We conducted six Randomized Controlled Trials (RCTs) across five countries to answer this question. The types of information on incumbent behavior provided to voters include legislative performance (Benin), municipal spending irregularities (Brazil), quality of public services (Burkina Faso), municipal government malfeasance (Mexico), candidate quality via debates (Uganda 1), and budget irregularities (Uganda 2). A planned seventh study on incumbent criminality in India did not take place due to implementation challenges.
Brief 55: Candidate Participation in Electoral Debates--An Experimental Encouragement Design in Liberia
The partner NGO organized 129 standardized debates to elicit the policy promises of candidates for the House. The platforms were then rebroadcast by community radio stations. The debates were held across all 73 districts from mid-August to mid-September prior to the October 2017 elections for the House of Representatives. In order to induce variation in debate participation, the authors randomly varied the intensity of the invitations to all candidates in each district.

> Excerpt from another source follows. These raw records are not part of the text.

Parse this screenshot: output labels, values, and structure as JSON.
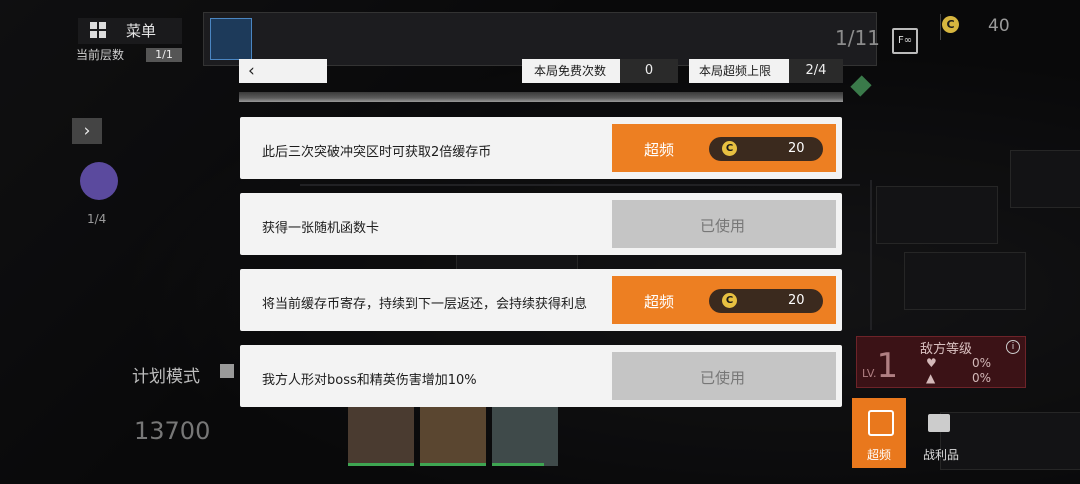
{
  "hud": {
    "menu_label": "菜单",
    "floor_label": "当前层数",
    "floor_value": "1/1",
    "progress": "1/11",
    "coins": "40",
    "doll_count": "1/4",
    "plan_mode_label": "计划模式",
    "power": "13700",
    "exit_label": "F∞",
    "coin_symbol": "C"
  },
  "enemy": {
    "level_prefix": "LV.",
    "level": "1",
    "title": "敌方等级",
    "info_symbol": "i",
    "hp_bonus": "0%",
    "atk_bonus": "0%"
  },
  "tabs": {
    "overclock_label": "超频",
    "loot_label": "战利品"
  },
  "modal": {
    "back_symbol": "‹",
    "free_label": "本局免费次数",
    "free_value": "0",
    "limit_label": "本局超频上限",
    "limit_value": "2/4",
    "options": [
      {
        "text": "此后三次突破冲突区时可获取2倍缓存币",
        "state": "available",
        "action_label": "超频",
        "cost": "20"
      },
      {
        "text": "获得一张随机函数卡",
        "state": "used",
        "action_label": "已使用"
      },
      {
        "text": "将当前缓存币寄存，持续到下一层返还，会持续获得利息",
        "state": "available",
        "action_label": "超频",
        "cost": "20"
      },
      {
        "text": "我方人形对boss和精英伤害增加10%",
        "state": "used",
        "action_label": "已使用"
      }
    ]
  },
  "colors": {
    "accent_orange": "#ed7f22",
    "used_grey": "#c5c5c5",
    "coin_gold": "#e7c041"
  }
}
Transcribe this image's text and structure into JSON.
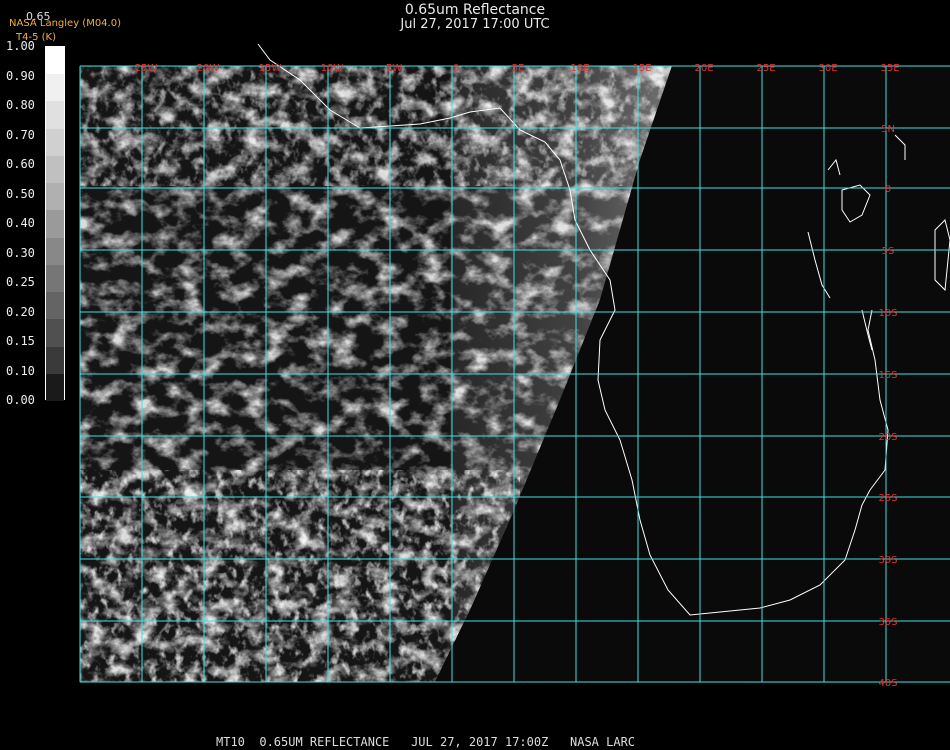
{
  "header": {
    "title": "0.65um Reflectance",
    "subtitle": "Jul 27, 2017 17:00 UTC"
  },
  "corner": {
    "value": "0.65",
    "org": "NASA Langley (M04.0)",
    "channel": "T4-5 (K)"
  },
  "colorbar": {
    "ticks": [
      "1.00",
      "0.90",
      "0.80",
      "0.70",
      "0.60",
      "0.50",
      "0.40",
      "0.30",
      "0.25",
      "0.20",
      "0.15",
      "0.10",
      "0.00"
    ],
    "colors": [
      "#ffffff",
      "#f0f0f0",
      "#e0e0e0",
      "#d0d0d0",
      "#c0c0c0",
      "#b0b0b0",
      "#9a9a9a",
      "#888888",
      "#767676",
      "#646464",
      "#505050",
      "#3a3a3a",
      "#1a1a1a"
    ]
  },
  "map": {
    "grid_color": "#40e0e0",
    "label_color": "#e03030",
    "lon_labels": [
      "25W",
      "20W",
      "15W",
      "10W",
      "5W",
      "0",
      "5E",
      "10E",
      "15E",
      "20E",
      "25E",
      "30E",
      "35E"
    ],
    "lat_labels": [
      "5N",
      "0",
      "5S",
      "10S",
      "15S",
      "20S",
      "25S",
      "30S",
      "35S",
      "40S"
    ],
    "land_color": "#0d0d0d",
    "coast_color": "#ffffff"
  },
  "footer": {
    "text": "MT10  0.65UM REFLECTANCE   JUL 27, 2017 17:00Z   NASA LARC"
  }
}
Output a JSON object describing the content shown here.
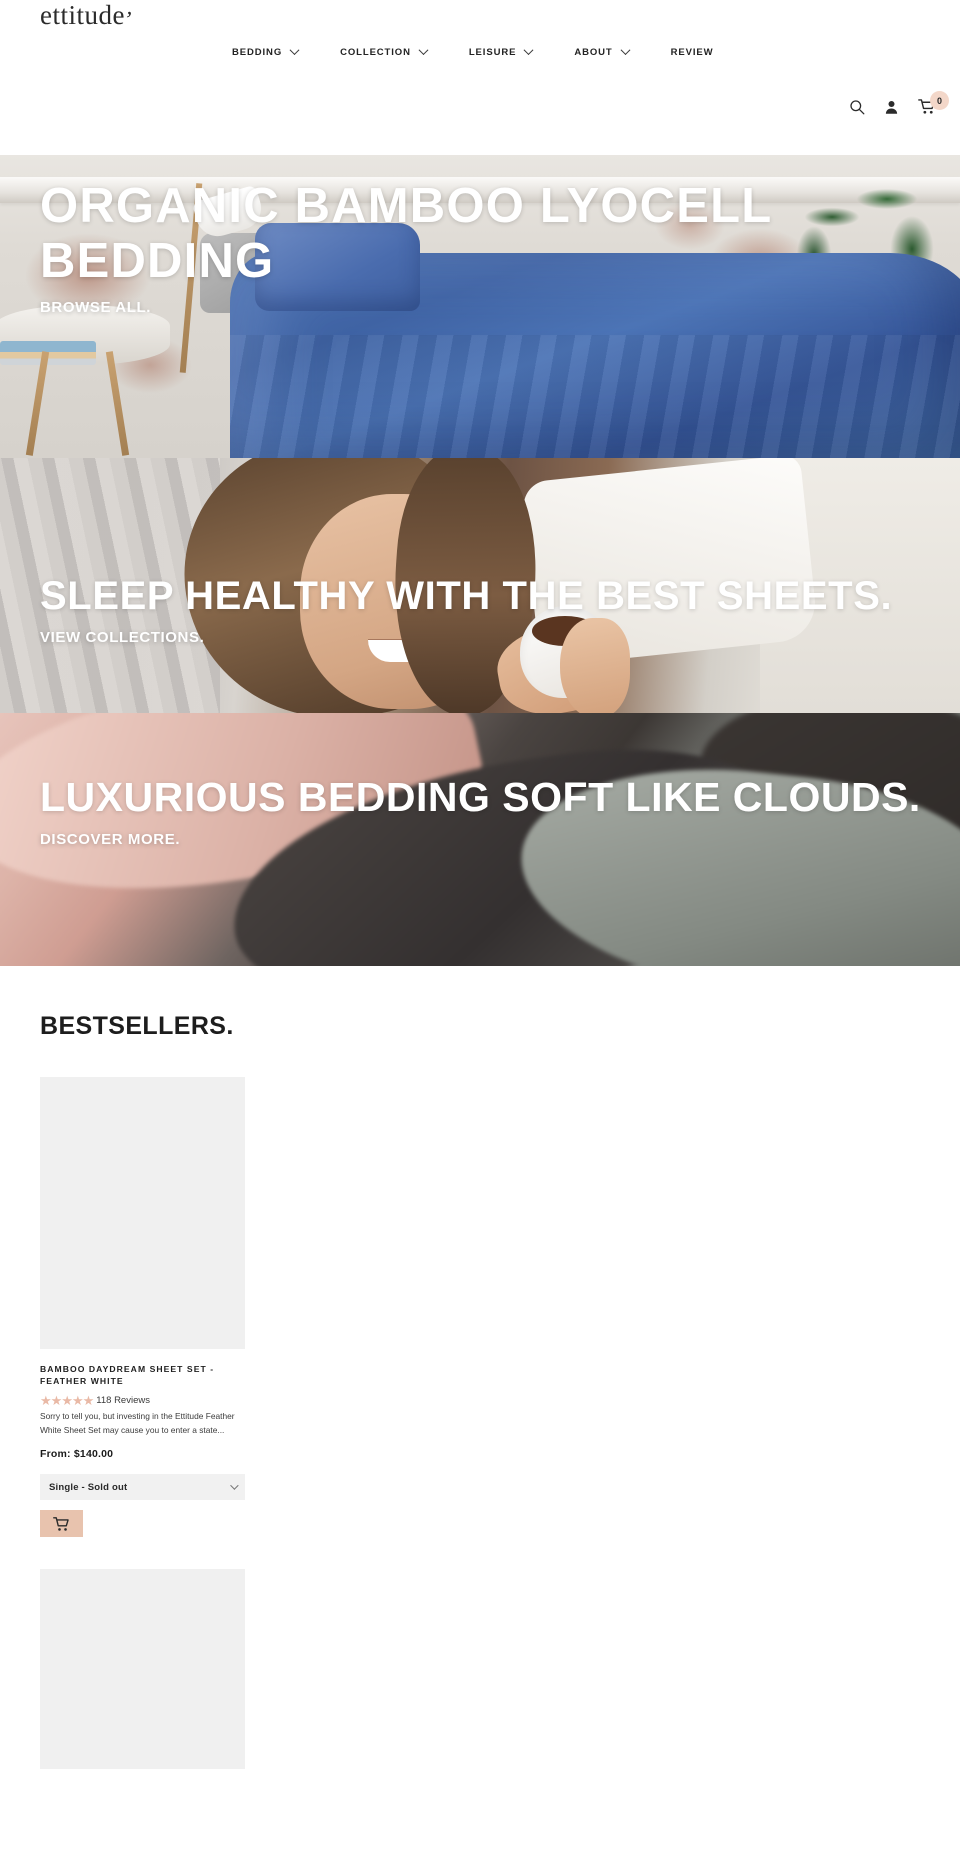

The study was conducted in 26 municipalities in the states of Guanajuato, México, San Luis Potosí, and Querétaro. The municipalities and states were chosen based on holding municipal elections in 2015, municipalities receiving ASF audit results in 2015, security and logistical considerations, and ensuring that incumbents from different parties were proportionately represented within these states.
The researchers embedded their experiments in large-scale, nationally representative surveys and randomly varied the information received by the respondents regarding the assessments and the identity of the election observers. Since Tunisia had election observers from a wide range of organizations, the researchers were able to realistically vary the identity of the election observer across the treatment groups by changing information regarding their organizational affiliation.
Information about candidates was provided in video recordings in which candidates answered questions about policy preferences, qualifications for office, personal characteristics, and relevant experiences. The videos were edited to give the appearance of a debate in which all candidates answered one question in turn before moving on to the next question.
The authors implement a field experiment to test whether politician performance information distributed to Ugandan citizens early in the electoral term improves their local politicians’ subsequent performance. The study takes place in 20 districts with around 400 local government politicians. The intensive dissemination intervention (“treatment condition”) involved distributing scorecard information – along with a range of general civic education information – directly to citizens at community-wide meetings.